17-21 September 2018
Europe/Zurich timezone

MIMOSIS, the CMOS Pixel Sensor for the CBM Micro-Vertex Detector

18 Sep 2018, 09:25
CAR 0.05/0.06 (aula)

CAR 0.05/0.06 (aula)



Frederic Morel (Centre National de la Recherche Scientifique (FR))


A detector, equipped with 50 µm thin CMOS Pixel Sensors (CPS), is being designed for the Micro-Vertex Detector (MVD) of the CBM experiment at FAIR. MIMOSIS is being developed at IPHC aiming to meet the requirements of the MVD. The sensor is derived from the ALPIDE pixel array read-out architecture (ITS, MFT). The required radiation tolerance is significantly higher, and the required data throughput is 3 times higher than ALPIDE. Thus, a fully revisited digital circuitry was designed to fulfil the requirements. This paper will show the tests results and describes the next step of the development at IPHC.
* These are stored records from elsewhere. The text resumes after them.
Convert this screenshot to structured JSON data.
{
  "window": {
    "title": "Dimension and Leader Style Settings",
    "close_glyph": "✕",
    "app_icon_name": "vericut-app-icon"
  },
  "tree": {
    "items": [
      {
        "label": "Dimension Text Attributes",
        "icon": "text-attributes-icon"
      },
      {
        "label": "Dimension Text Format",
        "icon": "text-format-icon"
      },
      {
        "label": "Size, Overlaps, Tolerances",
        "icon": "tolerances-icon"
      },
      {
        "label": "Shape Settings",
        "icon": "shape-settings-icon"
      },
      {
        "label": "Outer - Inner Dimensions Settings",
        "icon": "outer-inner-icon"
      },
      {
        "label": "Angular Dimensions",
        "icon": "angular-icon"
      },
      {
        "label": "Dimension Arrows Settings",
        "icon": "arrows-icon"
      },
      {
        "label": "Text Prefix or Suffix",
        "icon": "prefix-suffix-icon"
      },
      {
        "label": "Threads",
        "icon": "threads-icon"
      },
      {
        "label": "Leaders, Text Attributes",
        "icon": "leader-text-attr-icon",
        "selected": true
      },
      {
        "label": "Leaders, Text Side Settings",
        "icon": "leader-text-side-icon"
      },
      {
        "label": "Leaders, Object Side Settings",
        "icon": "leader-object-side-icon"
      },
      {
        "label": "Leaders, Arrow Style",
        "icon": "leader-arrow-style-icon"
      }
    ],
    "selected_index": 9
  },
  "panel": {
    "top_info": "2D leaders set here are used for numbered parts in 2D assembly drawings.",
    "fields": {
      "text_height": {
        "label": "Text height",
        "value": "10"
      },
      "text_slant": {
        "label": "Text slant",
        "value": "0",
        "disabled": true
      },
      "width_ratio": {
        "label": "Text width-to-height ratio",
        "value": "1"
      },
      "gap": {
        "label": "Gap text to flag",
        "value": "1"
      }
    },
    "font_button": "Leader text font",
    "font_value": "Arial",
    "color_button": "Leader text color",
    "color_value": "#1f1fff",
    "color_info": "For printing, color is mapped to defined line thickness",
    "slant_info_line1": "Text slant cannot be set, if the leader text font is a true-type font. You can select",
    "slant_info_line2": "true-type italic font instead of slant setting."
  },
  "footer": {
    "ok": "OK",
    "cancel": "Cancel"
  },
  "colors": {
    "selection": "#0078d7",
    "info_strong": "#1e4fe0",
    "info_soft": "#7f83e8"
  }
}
The Compressed Baryonic Matter (CBM) will be one of the experiments of the future Facility for Antiproton and Ion Research (FAIR) in Darmstadt. The goal of the CBM research program is to explore the QCD phase diagram in the region of high baryon densities using high-energy nucleus-nucleus collisions. The roles of the Micro-Vertex Detector (MVD) are the determination of secondary vertex, background rejection in dielectron spectroscopy, and the reconstruction of weak decays. It will be composed of nearly 300 CMOS Pixel Sensors (CPS) disposed in 4 double sided stations at 5, 10, 15 and 20 centimetres behind the target. The detector will operate in vacuum and in a magnetic field.
The sensor architecture, called MIMOSIS, is developed at IPHC-IKF. MIMOSIS is derived from the ALPIDE sensor designed for the upgrade of the Inner Tracking System (ITS) of the ALICE experiment. MIMOSIS features improved characteristics in order to fulfil the requirements of the CBM experiment. Thus, the required radiation tolerance is about 10 times higher than in the ITS. Moreover, the beam fluctuation can locally increase the number of produced data by a factor of 7 respect to the average. This imposes to revisit the internal data collection architecture, i.e. the digital data sparsification and the transfer logic, in order to face a data flow rating up to 20 Gbits/s. The flow will be regulated via an elastic buffer allowing a throughput of 2.56 Gbits/s on the outputs. Despite the high data rate capability of this large sensor providing an active area close to 1x3 cm², the power consumption needs to be confined below 200 mW/cm² with a frame rate of 200 kframe/s. Such power density is targeted due to the detector vacuum operation.

The sensor will be fabricated in the 180 nm CMOS Imaging Sensor process of TowerJazz, taking advantage of the deep p-well feature which allows the integration of digital circuitry inside the sensitive pixel matrix without reducing the charge collection efficiency. MIMOSIS has a data driven output which allows sustaining the hit rate. The pixel, which is 26.88 µm high and 30.24 µm wide, includes the analogue front-end with digitised output, a full custom digital block to memorise the hit and a priority encoder. The pixel matrix is divided into 64 regions composed of 8 priority encoders to read and store the data of 16 pixel columns. The 16 super regions combine 4 regions in order to reduce the bus width by increasing the memories readout speed. The last level of memories is an elastic buffer which has the ability to write more data than can be read during one frame. This elastic buffer ensures to compensate the beam fluctuation.
This contribution will discuss in details the design progress of the MIMOSIS sensors and provide first test result of a first prototype, called MIMOSIS0 which has the size of 2 regions corresponding to 1/32 of the whole sensor.

Primary author

Frederic Morel (Centre National de la Recherche Scientifique (FR))

Presentation Materials